- A non-working spouse can qualify for Medicare, depending on their age, disability status or whether they have a qualifying health condition. Depending on their spouses work history, they may even qualify for premium-free Medicare Part A. Learn more about Medicare eligibility rules concerning a spouse who has met Medicare work requirements.
Social Security requires you to have worked a minimum number of years to qualify for benefits. Medicare works differently, however.
Medicare can be available to anyone including a non-working spouse who is at least 65 years old and a U.S. citizen or legal resident of at least five years. You may even qualify for Medicare before 65 if you have a qualifying disability or health condition.

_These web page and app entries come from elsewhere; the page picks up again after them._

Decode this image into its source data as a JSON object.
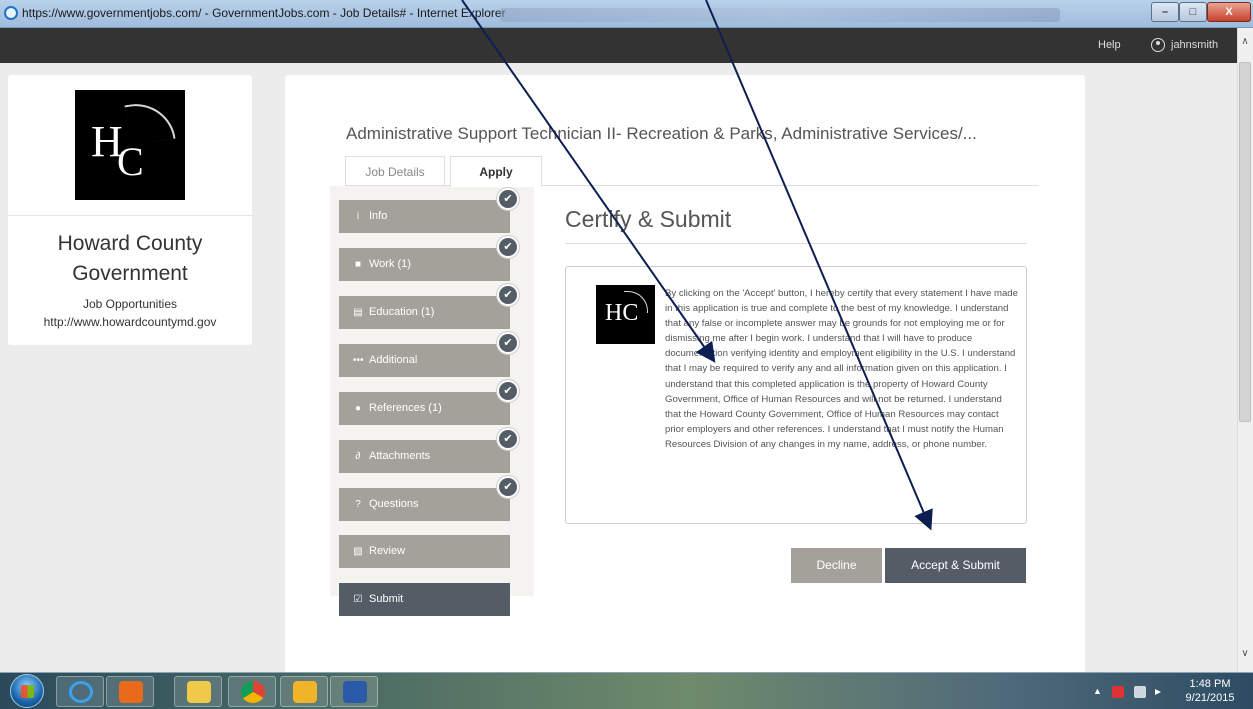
{
  "window": {
    "title": "https://www.governmentjobs.com/ - GovernmentJobs.com - Job Details# - Internet Explorer",
    "min_label": "–",
    "max_label": "□",
    "close_label": "X"
  },
  "topnav": {
    "help": "Help",
    "username": "jahnsmith"
  },
  "org": {
    "logo_monogram": "H",
    "logo_monogram_c": "C",
    "name_line1": "Howard County",
    "name_line2": "Government",
    "subtitle": "Job Opportunities",
    "url": "http://www.howardcountymd.gov"
  },
  "job": {
    "title": "Administrative Support Technician II- Recreation & Parks, Administrative Services/..."
  },
  "tabs": [
    {
      "label": "Job Details",
      "active": false
    },
    {
      "label": "Apply",
      "active": true
    }
  ],
  "steps": [
    {
      "label": "Info",
      "icon": "info-icon",
      "glyph": "i",
      "completed": true
    },
    {
      "label": "Work (1)",
      "icon": "briefcase-icon",
      "glyph": "■",
      "completed": true
    },
    {
      "label": "Education (1)",
      "icon": "book-icon",
      "glyph": "▤",
      "completed": true
    },
    {
      "label": "Additional",
      "icon": "ellipsis-icon",
      "glyph": "•••",
      "completed": true
    },
    {
      "label": "References (1)",
      "icon": "speech-bubble-icon",
      "glyph": "●",
      "completed": true
    },
    {
      "label": "Attachments",
      "icon": "paperclip-icon",
      "glyph": "∂",
      "completed": true
    },
    {
      "label": "Questions",
      "icon": "question-icon",
      "glyph": "?",
      "completed": true
    },
    {
      "label": "Review",
      "icon": "review-icon",
      "glyph": "▧",
      "completed": false
    },
    {
      "label": "Submit",
      "icon": "submit-icon",
      "glyph": "☑",
      "completed": false,
      "active": true
    }
  ],
  "certify": {
    "heading": "Certify & Submit",
    "text": "By clicking on the 'Accept' button, I hereby certify that every statement I have made in this application is true and complete to the best of my knowledge. I understand that any false or incomplete answer may be grounds for not employing me or for dismissing me after I begin work. I understand that I will have to produce documentation verifying identity and employment eligibility in the U.S. I understand that I may be required to verify any and all information given on this application. I understand that this completed application is the property of Howard County Government, Office of Human Resources and will not be returned. I understand that the Howard County Government, Office of Human Resources may contact prior employers and other references. I understand that I must notify the Human Resources Division of any changes in my name, address, or phone number.",
    "decline_label": "Decline",
    "accept_label": "Accept & Submit"
  },
  "taskbar": {
    "time": "1:48 PM",
    "date": "9/21/2015",
    "items": [
      "internet-explorer",
      "media-player",
      "file-explorer",
      "chrome",
      "outlook",
      "word"
    ]
  },
  "colors": {
    "step_completed": "#a3a19a",
    "step_active": "#545d65",
    "accent_dark": "#545d65",
    "topbar": "#333333"
  }
}
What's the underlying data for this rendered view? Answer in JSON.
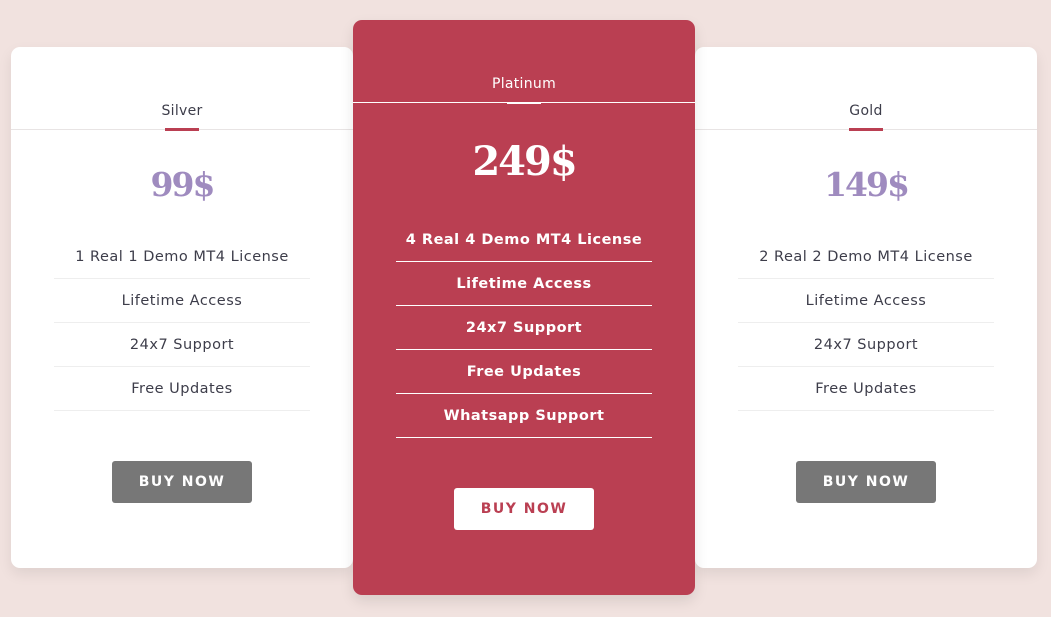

If you havent met the minimum work requirements to receive premium-free Medicare Part A , you may still qualify for Part A coverage, though youll have to pay a monthly premium. Depending on your age and your partners age, you may qualify for premium-free Part A if you havent met the minimum work requirements yourself, as long as your spouse satisfies Medicares work requirements.